Women being profligate overspenders has been a running joke for decades, from Ricky scolding Lucy on “I Love Lucy” to hack comedians’ “women do be shoppin” gags and, now, the internet in-joke that women spend hundreds every time they go to a store, even if it’s just for one thing.
But as a parenting and career expert explained in a recent TikTok, there’s actually a reason so many women are high spenders and it has nothing to do with a love of shopping.
She explained why women spend $200 every time they go to Target for a single item.
For years now, the data showed that women spend more than men in basically every category of retail because products geared toward women tend to be priced higher. That’s certainly part of why women tend to spend more than men.
But as Paige Connell, a working mom of four, TikToker, and parenting and career expert explained in a recent video, there’s a lot more to women’s spending habits than mere costs, and it’s illustrative of the unequal burden women bear in household management.
She said women spend $200 every time they go to Target because they’re the ones buying everything their families need.
To illustrate why a simple trip to a store typically balloons into a hundred-dollar purchase, Paige “painted a picture” of a woman going to Target for a single item.

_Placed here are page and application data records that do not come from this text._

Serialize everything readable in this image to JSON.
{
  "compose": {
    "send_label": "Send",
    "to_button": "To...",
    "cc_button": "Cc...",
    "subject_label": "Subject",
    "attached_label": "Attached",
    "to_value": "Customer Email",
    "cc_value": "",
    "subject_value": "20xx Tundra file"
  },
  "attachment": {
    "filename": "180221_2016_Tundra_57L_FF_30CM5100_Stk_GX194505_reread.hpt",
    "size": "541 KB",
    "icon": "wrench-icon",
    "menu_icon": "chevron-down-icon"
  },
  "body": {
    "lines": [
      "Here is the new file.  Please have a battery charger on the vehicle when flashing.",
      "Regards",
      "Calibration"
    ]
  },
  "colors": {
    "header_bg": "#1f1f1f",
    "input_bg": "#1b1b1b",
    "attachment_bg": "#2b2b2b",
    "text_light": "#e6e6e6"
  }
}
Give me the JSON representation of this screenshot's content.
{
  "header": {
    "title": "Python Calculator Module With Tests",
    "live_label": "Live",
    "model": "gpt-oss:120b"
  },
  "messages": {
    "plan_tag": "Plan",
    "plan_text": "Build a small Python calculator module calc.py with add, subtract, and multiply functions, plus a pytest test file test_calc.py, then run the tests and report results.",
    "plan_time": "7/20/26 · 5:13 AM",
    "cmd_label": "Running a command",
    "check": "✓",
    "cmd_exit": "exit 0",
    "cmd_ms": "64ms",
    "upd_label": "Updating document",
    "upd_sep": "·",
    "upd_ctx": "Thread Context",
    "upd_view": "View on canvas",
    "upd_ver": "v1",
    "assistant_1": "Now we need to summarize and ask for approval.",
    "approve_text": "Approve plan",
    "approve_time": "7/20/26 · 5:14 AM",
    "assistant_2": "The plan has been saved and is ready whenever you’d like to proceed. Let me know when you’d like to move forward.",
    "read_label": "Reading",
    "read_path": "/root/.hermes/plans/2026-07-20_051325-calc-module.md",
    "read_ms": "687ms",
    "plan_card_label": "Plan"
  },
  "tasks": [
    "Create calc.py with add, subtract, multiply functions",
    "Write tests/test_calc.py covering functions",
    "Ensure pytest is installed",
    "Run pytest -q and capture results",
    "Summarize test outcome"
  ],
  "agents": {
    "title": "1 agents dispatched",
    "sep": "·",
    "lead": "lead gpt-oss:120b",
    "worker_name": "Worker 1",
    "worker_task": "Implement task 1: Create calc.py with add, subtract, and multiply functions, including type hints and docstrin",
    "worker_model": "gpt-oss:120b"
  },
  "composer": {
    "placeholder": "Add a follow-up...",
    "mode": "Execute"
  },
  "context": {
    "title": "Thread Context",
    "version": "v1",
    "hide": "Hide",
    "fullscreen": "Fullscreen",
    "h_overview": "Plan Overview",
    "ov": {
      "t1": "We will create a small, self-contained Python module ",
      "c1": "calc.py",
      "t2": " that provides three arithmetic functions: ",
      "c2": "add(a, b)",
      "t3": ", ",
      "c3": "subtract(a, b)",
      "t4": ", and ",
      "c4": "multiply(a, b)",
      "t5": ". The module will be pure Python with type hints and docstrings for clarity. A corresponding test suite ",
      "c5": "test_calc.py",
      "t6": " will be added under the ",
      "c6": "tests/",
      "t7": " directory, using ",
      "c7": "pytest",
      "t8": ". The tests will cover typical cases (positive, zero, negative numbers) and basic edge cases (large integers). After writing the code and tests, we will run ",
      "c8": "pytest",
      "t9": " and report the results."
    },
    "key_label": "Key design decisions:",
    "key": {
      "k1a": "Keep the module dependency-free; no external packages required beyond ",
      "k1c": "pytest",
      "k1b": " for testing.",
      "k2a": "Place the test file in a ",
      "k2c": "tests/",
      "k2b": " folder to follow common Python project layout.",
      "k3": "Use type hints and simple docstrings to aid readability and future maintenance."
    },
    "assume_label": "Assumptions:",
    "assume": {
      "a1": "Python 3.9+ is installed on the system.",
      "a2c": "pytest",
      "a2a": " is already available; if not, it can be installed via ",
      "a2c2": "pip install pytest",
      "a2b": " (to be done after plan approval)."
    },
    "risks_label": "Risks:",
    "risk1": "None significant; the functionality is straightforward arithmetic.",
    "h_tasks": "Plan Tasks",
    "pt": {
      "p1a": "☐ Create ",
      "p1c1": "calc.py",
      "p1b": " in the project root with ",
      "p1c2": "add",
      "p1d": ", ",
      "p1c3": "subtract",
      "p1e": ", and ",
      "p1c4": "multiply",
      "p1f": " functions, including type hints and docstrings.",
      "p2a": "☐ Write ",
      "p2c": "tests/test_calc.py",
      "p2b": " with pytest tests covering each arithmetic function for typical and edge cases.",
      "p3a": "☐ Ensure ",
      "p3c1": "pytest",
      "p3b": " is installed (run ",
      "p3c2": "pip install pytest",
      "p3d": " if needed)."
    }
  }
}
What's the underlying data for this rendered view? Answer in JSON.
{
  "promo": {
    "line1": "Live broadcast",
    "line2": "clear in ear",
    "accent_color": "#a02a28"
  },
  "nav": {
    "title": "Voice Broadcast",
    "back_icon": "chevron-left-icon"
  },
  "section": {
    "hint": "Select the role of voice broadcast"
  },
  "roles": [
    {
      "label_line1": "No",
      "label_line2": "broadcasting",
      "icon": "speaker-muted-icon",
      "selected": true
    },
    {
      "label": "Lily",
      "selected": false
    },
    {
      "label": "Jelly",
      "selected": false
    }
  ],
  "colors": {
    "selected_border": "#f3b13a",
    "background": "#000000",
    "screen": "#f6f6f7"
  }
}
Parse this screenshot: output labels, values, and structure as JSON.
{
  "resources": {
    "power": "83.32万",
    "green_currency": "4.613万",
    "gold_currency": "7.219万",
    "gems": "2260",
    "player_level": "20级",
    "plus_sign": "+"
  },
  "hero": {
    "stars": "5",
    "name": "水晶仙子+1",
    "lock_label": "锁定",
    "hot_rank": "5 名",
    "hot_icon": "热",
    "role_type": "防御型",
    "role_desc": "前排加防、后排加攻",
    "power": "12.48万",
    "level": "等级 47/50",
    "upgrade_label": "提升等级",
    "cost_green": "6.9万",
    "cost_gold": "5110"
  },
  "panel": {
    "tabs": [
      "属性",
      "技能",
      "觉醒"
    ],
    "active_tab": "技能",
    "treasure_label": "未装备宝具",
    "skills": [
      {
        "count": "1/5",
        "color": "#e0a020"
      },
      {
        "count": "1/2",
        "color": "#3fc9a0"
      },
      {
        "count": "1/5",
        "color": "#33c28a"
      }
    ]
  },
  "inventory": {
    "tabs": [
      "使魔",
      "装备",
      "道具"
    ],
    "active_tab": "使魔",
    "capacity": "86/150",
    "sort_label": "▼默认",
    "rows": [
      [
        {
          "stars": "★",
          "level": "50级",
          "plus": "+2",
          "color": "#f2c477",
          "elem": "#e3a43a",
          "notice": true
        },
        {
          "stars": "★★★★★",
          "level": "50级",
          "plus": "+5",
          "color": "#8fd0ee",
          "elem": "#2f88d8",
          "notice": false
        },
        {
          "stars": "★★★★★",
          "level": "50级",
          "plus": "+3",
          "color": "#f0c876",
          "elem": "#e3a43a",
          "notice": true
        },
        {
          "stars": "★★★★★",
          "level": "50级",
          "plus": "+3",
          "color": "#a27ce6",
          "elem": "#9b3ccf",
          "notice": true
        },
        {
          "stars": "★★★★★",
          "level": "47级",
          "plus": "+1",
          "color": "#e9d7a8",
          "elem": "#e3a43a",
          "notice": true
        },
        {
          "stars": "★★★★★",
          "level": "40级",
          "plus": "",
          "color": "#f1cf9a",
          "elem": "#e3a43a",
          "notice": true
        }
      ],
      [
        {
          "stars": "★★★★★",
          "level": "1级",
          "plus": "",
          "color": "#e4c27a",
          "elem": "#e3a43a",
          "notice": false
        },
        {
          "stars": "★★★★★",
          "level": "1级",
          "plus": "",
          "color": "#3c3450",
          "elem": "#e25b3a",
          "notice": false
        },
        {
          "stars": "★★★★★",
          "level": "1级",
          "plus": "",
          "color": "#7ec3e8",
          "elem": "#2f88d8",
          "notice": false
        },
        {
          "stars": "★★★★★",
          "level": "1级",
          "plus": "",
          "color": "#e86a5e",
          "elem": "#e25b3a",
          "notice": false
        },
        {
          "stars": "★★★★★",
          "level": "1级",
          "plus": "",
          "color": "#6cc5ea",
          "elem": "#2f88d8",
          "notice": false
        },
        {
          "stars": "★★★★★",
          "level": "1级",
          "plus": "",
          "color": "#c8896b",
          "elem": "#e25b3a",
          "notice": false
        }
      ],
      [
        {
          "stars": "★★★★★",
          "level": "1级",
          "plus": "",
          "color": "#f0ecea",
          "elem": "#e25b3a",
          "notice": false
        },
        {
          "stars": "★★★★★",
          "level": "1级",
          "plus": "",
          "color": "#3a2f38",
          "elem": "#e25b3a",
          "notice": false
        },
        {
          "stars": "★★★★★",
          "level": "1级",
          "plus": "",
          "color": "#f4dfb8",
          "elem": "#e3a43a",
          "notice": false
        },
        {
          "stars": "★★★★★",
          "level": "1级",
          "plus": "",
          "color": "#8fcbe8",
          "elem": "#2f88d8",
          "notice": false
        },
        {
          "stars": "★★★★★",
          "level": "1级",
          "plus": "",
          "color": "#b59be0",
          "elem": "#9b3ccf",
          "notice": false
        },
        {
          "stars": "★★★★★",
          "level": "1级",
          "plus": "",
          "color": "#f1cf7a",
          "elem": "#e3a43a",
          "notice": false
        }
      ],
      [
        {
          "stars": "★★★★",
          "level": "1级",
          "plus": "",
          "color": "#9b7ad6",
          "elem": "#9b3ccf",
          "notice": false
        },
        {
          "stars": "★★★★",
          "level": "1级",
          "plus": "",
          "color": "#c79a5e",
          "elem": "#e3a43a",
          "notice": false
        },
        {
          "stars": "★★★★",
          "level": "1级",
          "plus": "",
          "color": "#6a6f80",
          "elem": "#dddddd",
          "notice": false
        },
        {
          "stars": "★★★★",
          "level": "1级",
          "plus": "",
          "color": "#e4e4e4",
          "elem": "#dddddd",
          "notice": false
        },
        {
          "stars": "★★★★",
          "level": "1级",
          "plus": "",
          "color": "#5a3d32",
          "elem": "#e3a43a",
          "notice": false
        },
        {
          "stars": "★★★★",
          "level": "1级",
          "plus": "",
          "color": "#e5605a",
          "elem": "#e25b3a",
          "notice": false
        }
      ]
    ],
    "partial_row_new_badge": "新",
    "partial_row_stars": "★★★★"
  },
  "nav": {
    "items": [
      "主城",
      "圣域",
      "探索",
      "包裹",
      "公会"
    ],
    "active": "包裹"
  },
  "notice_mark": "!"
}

“All she needs is toothpaste,” Paige said, “but as she’s getting that toothpaste, she walks past the vitamin aisle and she sees the multivitamins for kids. And she remembers the kids are almost out of their vitamins. I’m gonna grab those while I’m here.”
The same thing happens as our hypothetical mom walks past the diapers and baby wipes, because “you can never have enough wipes and diapers because you can’t be without them.”
And again with some kids’ clothing the hypothetical mom realizes needs replacing, grocery items she realizes they’re low on, pet supplies she realizes they need — the list goes on and on, and before you know it, a tube of toothpaste turns into a $200 shopping trip.
Studies show women are nearly always the ones handling household decisions and purchases.
“There’s this ongoing list in women’s heads of all the things the family needs,” Paige went on to explain. “So this running joke that moms are just entering Target and throwing $200 out the window for fun is kind of tired.”
“What we know to be true is women are in charge of the purchasing power of a home,” Paige went on to say, and the data reveals that this is not only true but strikingly so, and not just in the U.S., either.
A 2019 Nielsen study showed that a staggering 89% of women worldwide “say they have shared or primary responsibility for daily shopping, household chores and food prep.” Because of this, “they’re also the primary purchaser for everyday household items,” the study went on to say.
Ultimately, women spending $200 every time they go to Target is another example of the unequal household burden between women and men.
“Guess what? That toothpaste wasn’t just for [her], right?” Paige said in reference to the single item our theoretical mom went to Target for in the first place. It’s also for her husband, just like everything else she bought while there.
The implication is that if she hadn’t picked up all those other necessary items, they wouldn’t have gotten picked up at all, a situation most wives and moms know all too well.
According to a UNESCO study, women worldwide provide 75% of the unpaid work required to run a household. That’s an average of four hours and 25 minutes a day compared to men’s one hour and 23 minutes.
Things are a bit better here in the U.S., where men average 2.8 hours per day to women’s 4.5. Still, that’s an enormous gap. And as if that doesn’t make the jokes unsavory enough, it turns out it’s actually men, not women, who spend more on frivolous “impulse buys.”
Roll it all together with hot-button issues like “weaponized incompetence” and it’s not hard to see why jokes about women supposedly spending like profligates rub so many wives and moms the wrong way.
“They’re probably buying things for you and your children because that’s what we’re typically spending our money on,” Paige said. “When you buy things for a family, it’s pretty expensive.”
It really is that simple.
John Sundholm is a news and entertainment writer who covers pop culture, social justice and human interest topics.